The nature of plastic flow and the fracture in solids, applications to the propagation of cracks and failures in machine components. Roles of strengthening mechanisms to reduce failure will be emphasized. Laboratory exercises may be substituted for lecture when appropriate. Prerequisites: MTC 136 with a grade of C or better and MTC 226 with a grade of C or better.
MTC 471 Space Technology (2)

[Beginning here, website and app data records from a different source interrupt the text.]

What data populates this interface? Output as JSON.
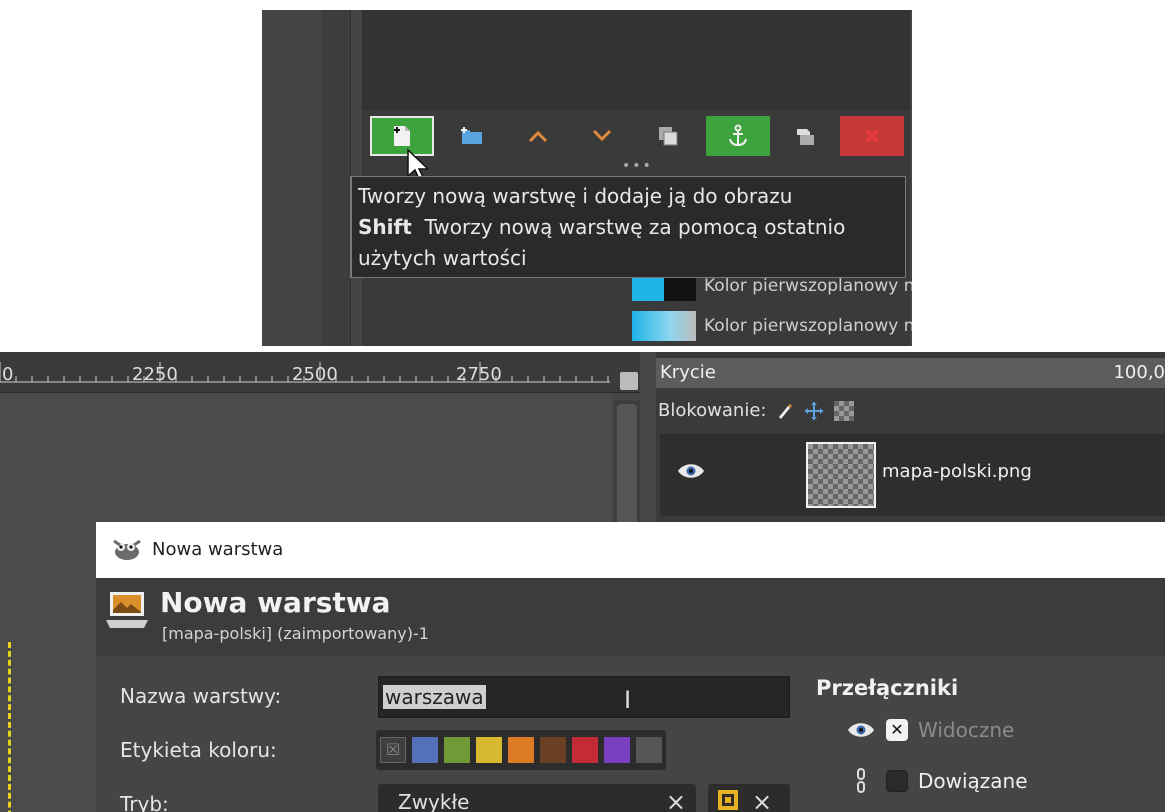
{
  "top": {
    "toolbar": {
      "colors": {
        "green": "#3ca33d",
        "red": "#c8373a",
        "blue_icon": "#5aa3e0",
        "orange_icon": "#e08a3c"
      }
    },
    "tooltip": {
      "line1": "Tworzy nową warstwę i dodaje ją do obrazu",
      "line2_key": "Shift",
      "line2_rest": "Tworzy nową warstwę za pomocą ostatnio",
      "line3": "użytych wartości"
    },
    "gradients": [
      {
        "label": "Kolor pierwszoplanowy na kolor tła (twarda kr"
      },
      {
        "label": "Kolor pierwszoplanowy na przezroczystość"
      }
    ]
  },
  "ruler": {
    "labels": [
      "0",
      "2250",
      "2500",
      "2750"
    ]
  },
  "layers_panel": {
    "opacity_label": "Krycie",
    "opacity_value": "100,0",
    "lock_label": "Blokowanie:",
    "layer_name": "mapa-polski.png"
  },
  "dialog": {
    "window_title": "Nowa warstwa",
    "header_title": "Nowa warstwa",
    "header_subtitle": "[mapa-polski] (zaimportowany)-1",
    "name_label": "Nazwa warstwy:",
    "name_value": "warszawa",
    "color_tag_label": "Etykieta koloru:",
    "color_tags": [
      "#5470b8",
      "#6f9a35",
      "#d6b92e",
      "#dd7b24",
      "#6a4022",
      "#c42b36",
      "#7a3fc1",
      "#555555"
    ],
    "mode_label": "Tryb:",
    "mode_value": "Zwykłe",
    "switches_title": "Przełączniki",
    "switch_visible": "Widoczne",
    "switch_linked": "Dowiązane"
  }
}
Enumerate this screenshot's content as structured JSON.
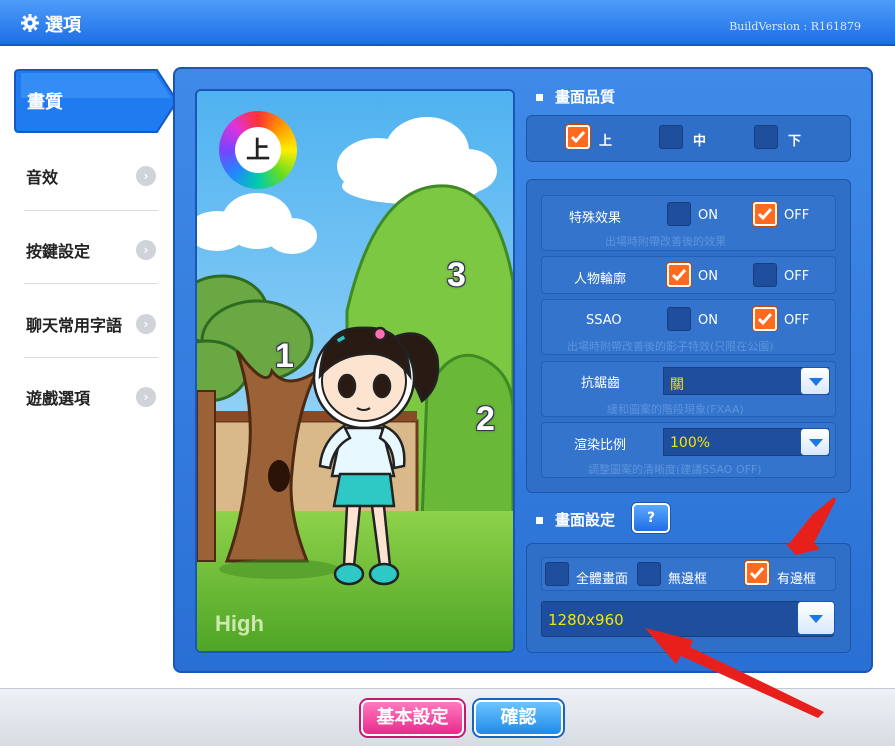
{
  "window": {
    "title": "選項",
    "build_version": "BuildVersion : R161879"
  },
  "sidebar": {
    "items": [
      {
        "label": "畫質",
        "active": true
      },
      {
        "label": "音效"
      },
      {
        "label": "按鍵設定"
      },
      {
        "label": "聊天常用字語"
      },
      {
        "label": "遊戲選項"
      }
    ]
  },
  "preview": {
    "quality_badge": "上",
    "caption": "High",
    "labels": [
      "1",
      "2",
      "3"
    ]
  },
  "quality": {
    "section_title": "畫面品質",
    "options": [
      {
        "label": "上",
        "checked": true
      },
      {
        "label": "中",
        "checked": false
      },
      {
        "label": "下",
        "checked": false
      }
    ]
  },
  "effects": [
    {
      "label": "特殊效果",
      "on_label": "ON",
      "off_label": "OFF",
      "value": "OFF",
      "desc": "出場時附帶改善後的效果"
    },
    {
      "label": "人物輪廓",
      "on_label": "ON",
      "off_label": "OFF",
      "value": "ON",
      "desc": ""
    },
    {
      "label": "SSAO",
      "on_label": "ON",
      "off_label": "OFF",
      "value": "OFF",
      "desc": "出場時附帶改善後的影子特效(只限在公園)"
    }
  ],
  "antialias": {
    "label": "抗鋸齒",
    "value": "關",
    "desc": "緩和圖案的階段現象(FXAA)"
  },
  "render_scale": {
    "label": "渲染比例",
    "value": "100%",
    "desc": "調整圖案的清晰度(建議SSAO OFF)"
  },
  "display": {
    "section_title": "畫面設定",
    "help_label": "?",
    "modes": [
      {
        "label": "全體畫面",
        "checked": false
      },
      {
        "label": "無邊框",
        "checked": false
      },
      {
        "label": "有邊框",
        "checked": true
      }
    ],
    "resolution": "1280x960"
  },
  "footer": {
    "basic_label": "基本設定",
    "confirm_label": "確認"
  },
  "colors": {
    "accent": "#2a70d4",
    "checked": "#ff6a1e",
    "value_text": "#f5e500",
    "arrow": "#e8201c"
  }
}
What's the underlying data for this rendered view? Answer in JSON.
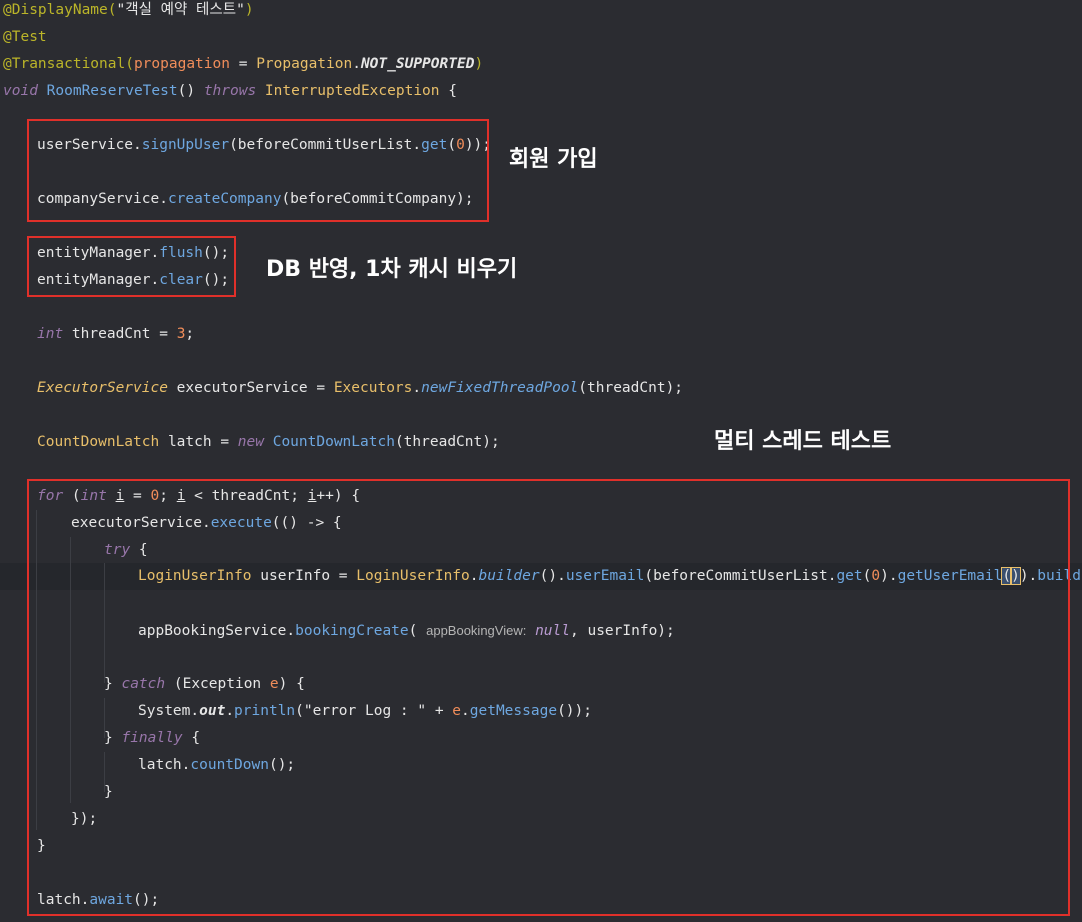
{
  "annotations": {
    "signup": "회원 가입",
    "flush": "DB 반영, 1차 캐시 비우기",
    "multithread": "멀티 스레드 테스트"
  },
  "colors": {
    "background": "#2b2c31",
    "box_border": "#e0302a",
    "keyword": "#9876aa",
    "method": "#6ea7e0",
    "class": "#e8bf6a",
    "number": "#f08d5a"
  },
  "code": {
    "l1": {
      "a": "@DisplayName(",
      "b": "\"객실 예약 테스트\"",
      "c": ")"
    },
    "l2": {
      "a": "@Test"
    },
    "l3": {
      "a": "@Transactional(",
      "b": "propagation",
      "c": " = ",
      "d": "Propagation",
      "e": ".",
      "f": "NOT_SUPPORTED",
      "g": ")"
    },
    "l4": {
      "a": "void ",
      "b": "RoomReserveTest",
      "c": "() ",
      "d": "throws ",
      "e": "InterruptedException",
      "f": " {"
    },
    "l5": {
      "a": "userService",
      "b": ".",
      "c": "signUpUser",
      "d": "(beforeCommitUserList.",
      "e": "get",
      "f": "(",
      "g": "0",
      "h": "));"
    },
    "l6": {
      "a": "companyService",
      "b": ".",
      "c": "createCompany",
      "d": "(beforeCommitCompany);"
    },
    "l7": {
      "a": "entityManager",
      "b": ".",
      "c": "flush",
      "d": "();"
    },
    "l8": {
      "a": "entityManager",
      "b": ".",
      "c": "clear",
      "d": "();"
    },
    "l9": {
      "a": "int ",
      "b": "threadCnt = ",
      "c": "3",
      "d": ";"
    },
    "l10": {
      "a": "ExecutorService",
      "b": " executorService = ",
      "c": "Executors",
      "d": ".",
      "e": "newFixedThreadPool",
      "f": "(threadCnt);"
    },
    "l11": {
      "a": "CountDownLatch",
      "b": " latch = ",
      "c": "new ",
      "d": "CountDownLatch",
      "e": "(threadCnt);"
    },
    "l12": {
      "a": "for ",
      "b": "(",
      "c": "int ",
      "d": "i",
      "e": " = ",
      "f": "0",
      "g": "; ",
      "h": "i",
      "i": " < threadCnt; ",
      "j": "i",
      "k": "++) {"
    },
    "l13": {
      "a": "executorService.",
      "b": "execute",
      "c": "(() -> {"
    },
    "l14": {
      "a": "try ",
      "b": "{"
    },
    "l15": {
      "a": "LoginUserInfo",
      "b": " userInfo = ",
      "c": "LoginUserInfo",
      "d": ".",
      "e": "builder",
      "f": "().",
      "g": "userEmail",
      "h": "(beforeCommitUserList.",
      "i": "get",
      "j": "(",
      "k": "0",
      "l": ").",
      "m": "getUserEmail",
      "n": "(",
      "o": ")",
      "p": ").",
      "q": "build",
      "r": "();"
    },
    "l16": {
      "a": "appBookingService.",
      "b": "bookingCreate",
      "c": "( ",
      "hint": "appBookingView:",
      "d": " null",
      "e": ", userInfo);"
    },
    "l17": {
      "a": "} ",
      "b": "catch ",
      "c": "(Exception ",
      "d": "e",
      "e": ") {"
    },
    "l18": {
      "a": "System.",
      "b": "out",
      "c": ".",
      "d": "println",
      "e": "(\"error Log : \" + ",
      "f": "e",
      "g": ".",
      "h": "getMessage",
      "i": "());"
    },
    "l19": {
      "a": "} ",
      "b": "finally ",
      "c": "{"
    },
    "l20": {
      "a": "latch.",
      "b": "countDown",
      "c": "();"
    },
    "l21": {
      "a": "}"
    },
    "l22": {
      "a": "});"
    },
    "l23": {
      "a": "}"
    },
    "l24": {
      "a": "latch.",
      "b": "await",
      "c": "();"
    }
  }
}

The course addresses the application of some of the wellknown principles of science and engineering in space technology. The particular topics covered are: spacecraft structure, power systems, propulsion systems, fundamentals of spacecraft dynamics, orbital maneuvers, attitude maneuvers and control systems, spacecraft testing. Students will research an individually selected topic on space technology and make written and oral presentations on it. Prerequisite: PHY 101T, PHY 101L or equivalent or permission of instructor.
MTC 475 Economic Analysis in Technology (4)
Methods for choosing between alternatives based on the time value of money. Replacement studies, depreciation and after-tax analysis, risk, uncertainty and sensitivity analysis. Cross listed with CTC 475. Prerequisite: MAT 121 or MAT 151
MTC 476 Finite Element Applications (4)
Concepts of finite element analysis and their applications. Analysis of structure, plate, shell, pipes, plane stress and plane strains. Extensive use of FEA software package ALGOR. Three hours of lecture and two hours of laboratory per week. Prerequisites: MTC 226 with a grade of C or better, and MAT 122.
MTC 484 Thin Film Processing (4)
Thin film synthesis: the fundamentals of crystal structures, the basic nucleation and growth mechanisms. Processes and technologies used for the thin film fabrication: chemical vapor deposition (CVD), Metal-organic CVD, molecular beam epitaxy (MBE), Plasma Assisted-MBE, sputtering, evaporation, etc., thin film growth equipment operation principles and the fundamentals of vacuum technology and gas delivery systems. Techniques for the monitoring and characterization of thin film parameters during the growth (in-situ) and after the growth (ex-situ). Prerequisite: PHY 101T and PHY 101L; CHE 110T and CHE 110L; or equivalent. Cross listed with ETC 484.1
MTC 491 Independent Study (Variable 1-4)
Extensive study and research on a particular topic of student interest under the supervision of a faculty member. The student is required to submit a written proposal which includes a description of the project, its duration, educational goals, method of evaluation, and number of credits to be earned. Prerequisites: Matriculated students only, permission of instructor and dean of subject area.